06 12 2001
Digital Political Irony
An interview with Heath Bunting
Heath Bunting is a member of IRATIONAL.ORG, an international system for deploying "irrational" information, services and products for the displaced and roaming. He spoke to World-Information.Org about CCTV and the reinvention of political irony.
Q: In the center of London it is already possible to track an individual's complete itinerary between any two points, using Closed Circuit Television (CCTV) Systems. You have been doing two projects targeting the CCTV surveillance system. What were the strategies you applied? Can you possibly hide from it?
A: I think trying to hide from CCTV is almost impossible, the same way it's impossible trying to encode your e-mail and movements. So in case of CCTV or anything you're trying to dodge, it's better to add extra information. It is possible to outsmart surveillance systems by adding extra information. I kind of like the surveillance camera players (http://www.notbored.org/the-scp.html) because they're embracing that. I wouldn't say they're doing anything particularly dangerous to the state but they like developing techniques, which could be used.
Q: The same invisible theatre strategies have proved to be quite successful for political activism i.e. with invisible theater the German Lufthansa was quite successfully set under pressure by a small activist group, to stop the deportation of refugees (http://www.deportation-alliance.com). This approach is quite different to the usual form of demonstrations; it’s somehow a more ironic form of protest. Do you think this is more efficient?
A: The point is things become institutionalized, like the demonstrations here in Austria every Thursday. You have to think, if you really want to change things or just seem to change things. If you want to affect change you have to be a kind of ninja warrior; you have to double things, subvert yourself and always be changing. If you want to effect change as a minority, you have to be so sly.
Q: IRATIONAL.ORG also did some projects, targeting companies, by turning their own branding strategies back against themselves. Did this project actually inflict changes within these companies, also in a political sense?
A: Well that's hard to determine. The companies tried to prevent the work being published and a lot of the work is still published. Over the past month there was a piece of work by Rachel Baker from IRATIONAL.ORG that was discovered by the company - it was a copy of their web page. But it's been there three years (http://www.irational.org/tm/pdf/brand.html).

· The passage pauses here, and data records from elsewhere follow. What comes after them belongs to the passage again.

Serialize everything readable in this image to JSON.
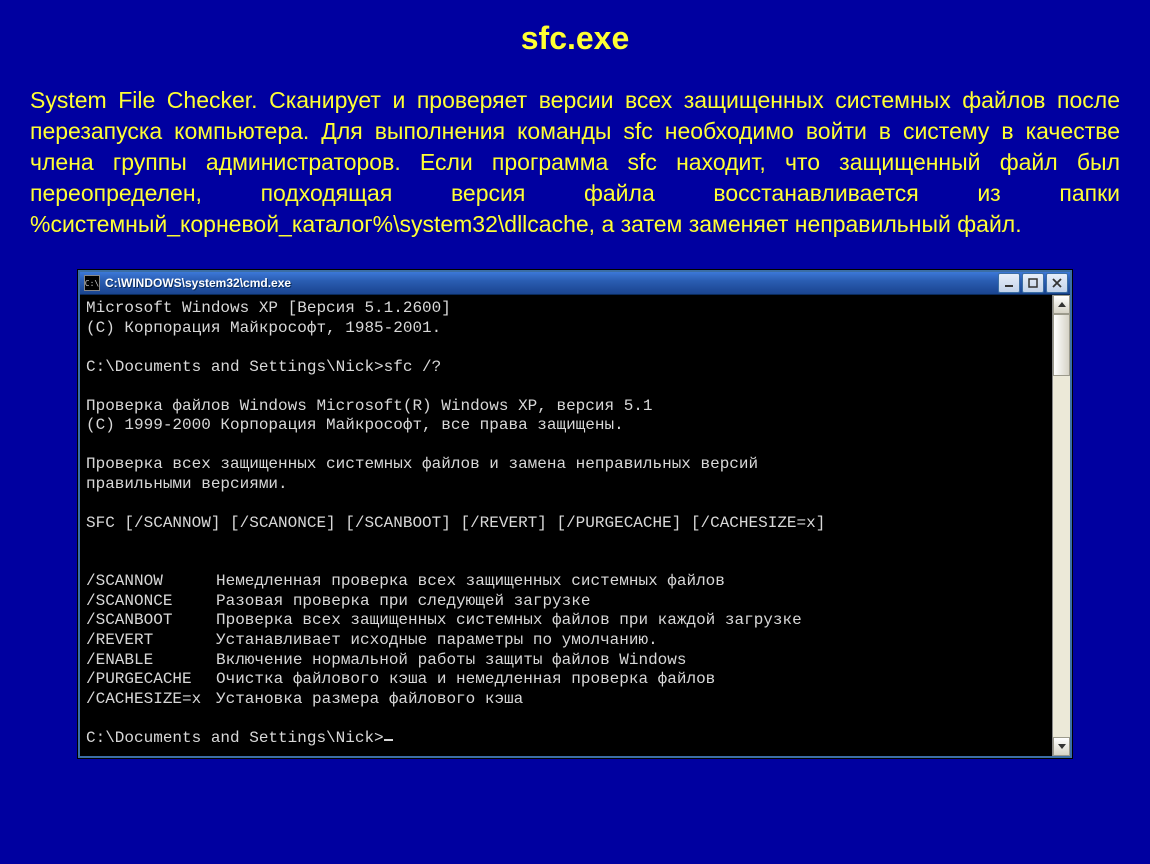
{
  "slide": {
    "title": "sfc.exe",
    "body": "System File Checker. Сканирует и проверяет версии всех защищенных системных файлов после перезапуска компьютера. Для выполнения команды sfc необходимо войти в систему в качестве члена группы администраторов. Если программа sfc находит, что защищенный файл был переопределен, подходящая версия файла восстанавливается из папки %системный_корневой_каталог%\\system32\\dllcache, а затем заменяет неправильный файл."
  },
  "cmd": {
    "titlebar_text": "C:\\WINDOWS\\system32\\cmd.exe",
    "icon_glyph": "C:\\",
    "lines": {
      "l1": "Microsoft Windows XP [Версия 5.1.2600]",
      "l2": "(С) Корпорация Майкрософт, 1985-2001.",
      "l3": "",
      "l4": "C:\\Documents and Settings\\Nick>sfc /?",
      "l5": "",
      "l6": "Проверка файлов Windows Microsoft(R) Windows XP, версия 5.1",
      "l7": "(C) 1999-2000 Корпорация Майкрософт, все права защищены.",
      "l8": "",
      "l9": "Проверка всех защищенных системных файлов и замена неправильных версий",
      "l10": "правильными версиями.",
      "l11": "",
      "l12": "SFC [/SCANNOW] [/SCANONCE] [/SCANBOOT] [/REVERT] [/PURGECACHE] [/CACHESIZE=x]",
      "l13": "",
      "l14": ""
    },
    "flags": [
      {
        "flag": "/SCANNOW",
        "desc": "Немедленная проверка всех защищенных системных файлов"
      },
      {
        "flag": "/SCANONCE",
        "desc": "Разовая проверка при следующей загрузке"
      },
      {
        "flag": "/SCANBOOT",
        "desc": "Проверка всех защищенных системных файлов при каждой загрузке"
      },
      {
        "flag": "/REVERT",
        "desc": "Устанавливает исходные параметры по умолчанию."
      },
      {
        "flag": "/ENABLE",
        "desc": "Включение нормальной работы защиты файлов Windows"
      },
      {
        "flag": "/PURGECACHE",
        "desc": "Очистка файлового кэша и немедленная проверка файлов"
      },
      {
        "flag": "/CACHESIZE=x",
        "desc": "Установка размера файлового кэша"
      }
    ],
    "prompt": "C:\\Documents and Settings\\Nick>"
  }
}
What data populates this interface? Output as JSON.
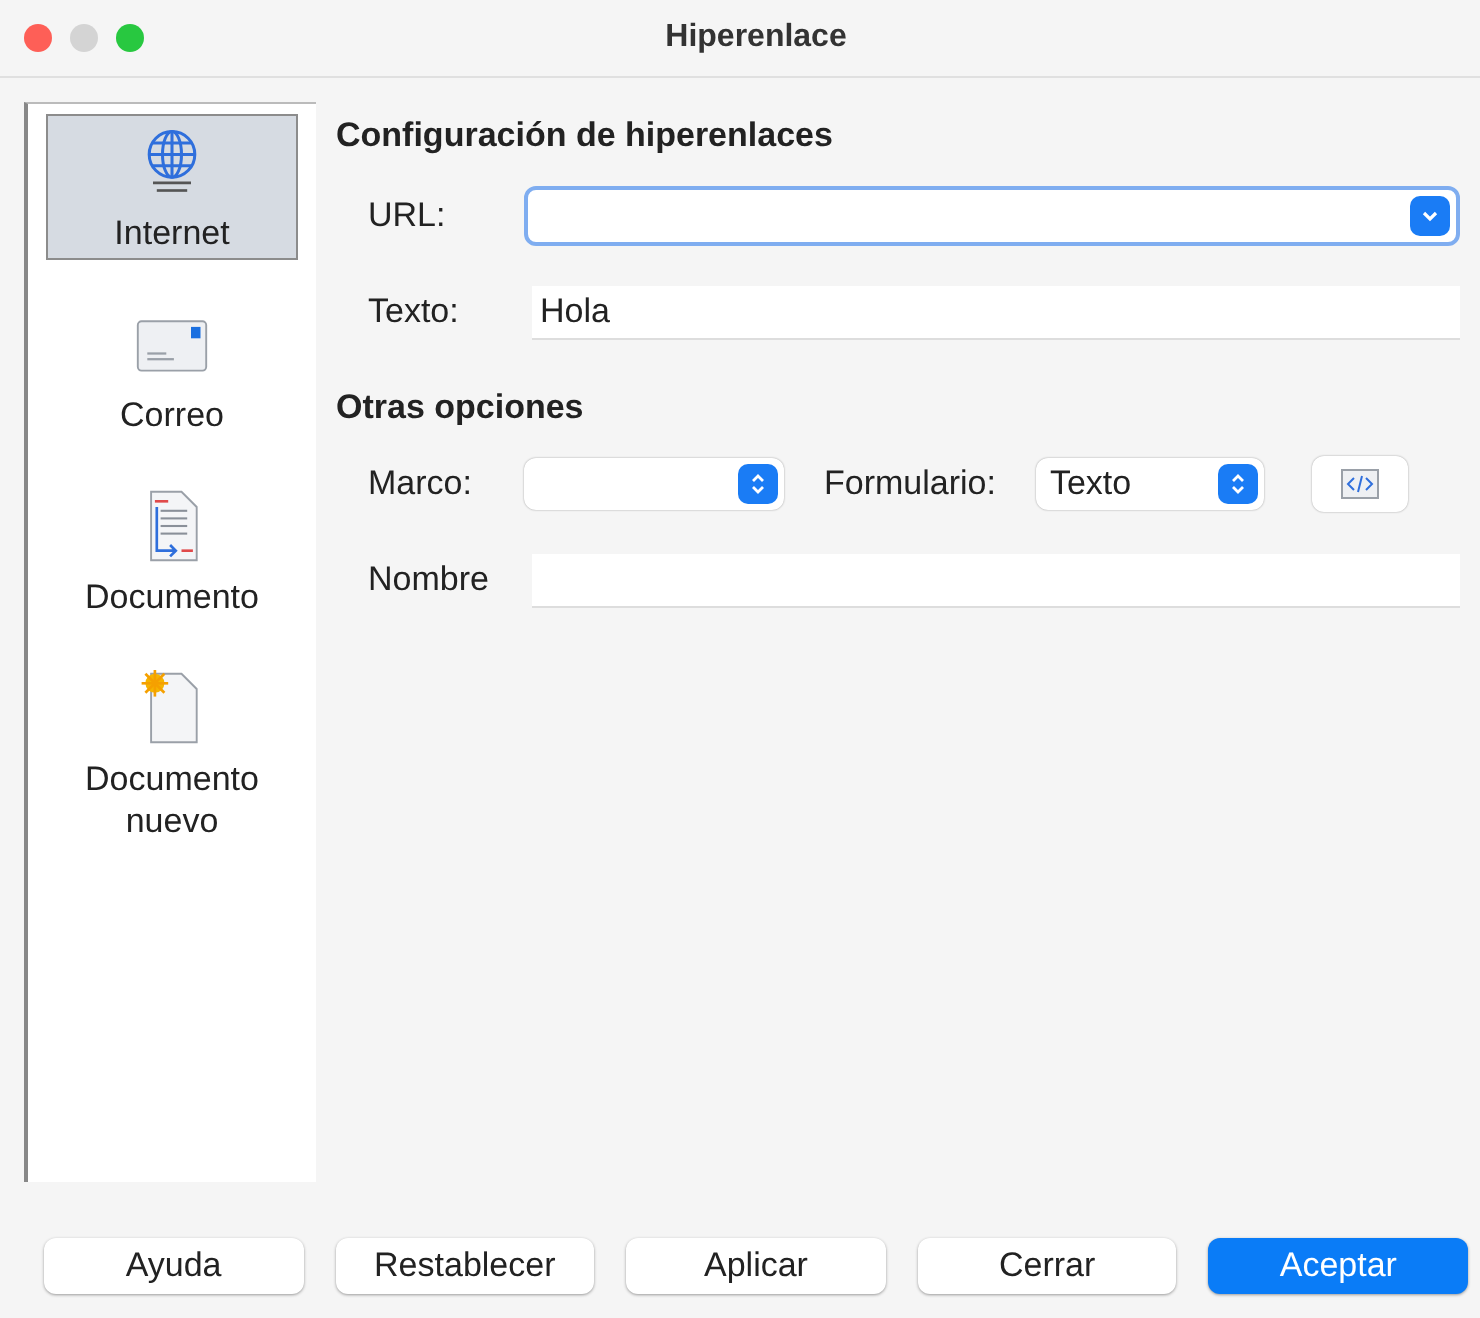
{
  "window": {
    "title": "Hiperenlace"
  },
  "sidebar": {
    "items": [
      {
        "label": "Internet",
        "kind": "globe",
        "selected": true
      },
      {
        "label": "Correo",
        "kind": "mail",
        "selected": false
      },
      {
        "label": "Documento",
        "kind": "document",
        "selected": false
      },
      {
        "label": "Documento nuevo",
        "kind": "new-document",
        "selected": false
      }
    ]
  },
  "hyperlink_settings": {
    "heading": "Configuración de hiperenlaces",
    "url": {
      "label": "URL:",
      "focused": true
    },
    "text": {
      "label": "Texto:",
      "value": "Hola"
    }
  },
  "other_options": {
    "heading": "Otras opciones",
    "frame": {
      "label": "Marco:"
    },
    "form": {
      "label": "Formulario:",
      "value": "Texto"
    },
    "name": {
      "label": "Nombre"
    }
  },
  "buttons": [
    {
      "label": "Ayuda",
      "default": false
    },
    {
      "label": "Restablecer",
      "default": false
    },
    {
      "label": "Aplicar",
      "default": false
    },
    {
      "label": "Cerrar",
      "default": false
    },
    {
      "label": "Aceptar",
      "default": true
    }
  ]
}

The company's reason to be is to track down copyright infringement. But in this case, instead of tracking down infringements against Coca-Cola, they found that they had been infringed. Normally they would shut down you server, et cetera, et cetera - but by turning things around and playing some games with them they had to give up. The way we did that was, first of all, when we realized they were starting proceedings against us, we made it so that they couldn't see the website. We worked out where their office network was and so they had to go to other places to see it. So we kind of trained them into the habit of going to other situations like to look from other computers. And then we erased this, so that only they could see it in their office. So they could never ever really know, where they could see it. So technically we weren't publishing it as only they could see it. They'd have to test from every computer in the world. They could never prove it and so they gave up. And then we would just put it online again. If they'd start again we would do the same trick - or maybe start another one.
Q: What was your political motivation behind the project?
A: Personally - I mean I don't speak for IRATIONAL.ORG or the person who is making that work - fundamentally I think that all property in the representation should be destroyed. Those concepts are temporary tools for negotiating problems like the laws. The laws are a way to solve problems and are not there to be obeyed strictly. So everything from ownership of name, of words, of animals, of land, possibly of humans, should be questioned and contested all the time. That's what I do: I’m a compulsive questioner.
Q: With the intention to make progress in the political debate, political activist sometimes enter into strange alliances with commercial companies, and then the interests of the companies suddenly coincide with the interests of human right activists. What is your opinion on those kinds of tactics?
A: I think there is a classic tactic in turning something against itself, to get in the sub and then it stabs you with its tail. But that has to be a temporary thing and it's very quick that any program would soon become part of the system itself. So whenever you do a thing like that, you have to abandon it immediately when you get the sense that its time is past. That's probably the only way to destroy things, to turn them against themselves, unless you have a much bigger system to crush it.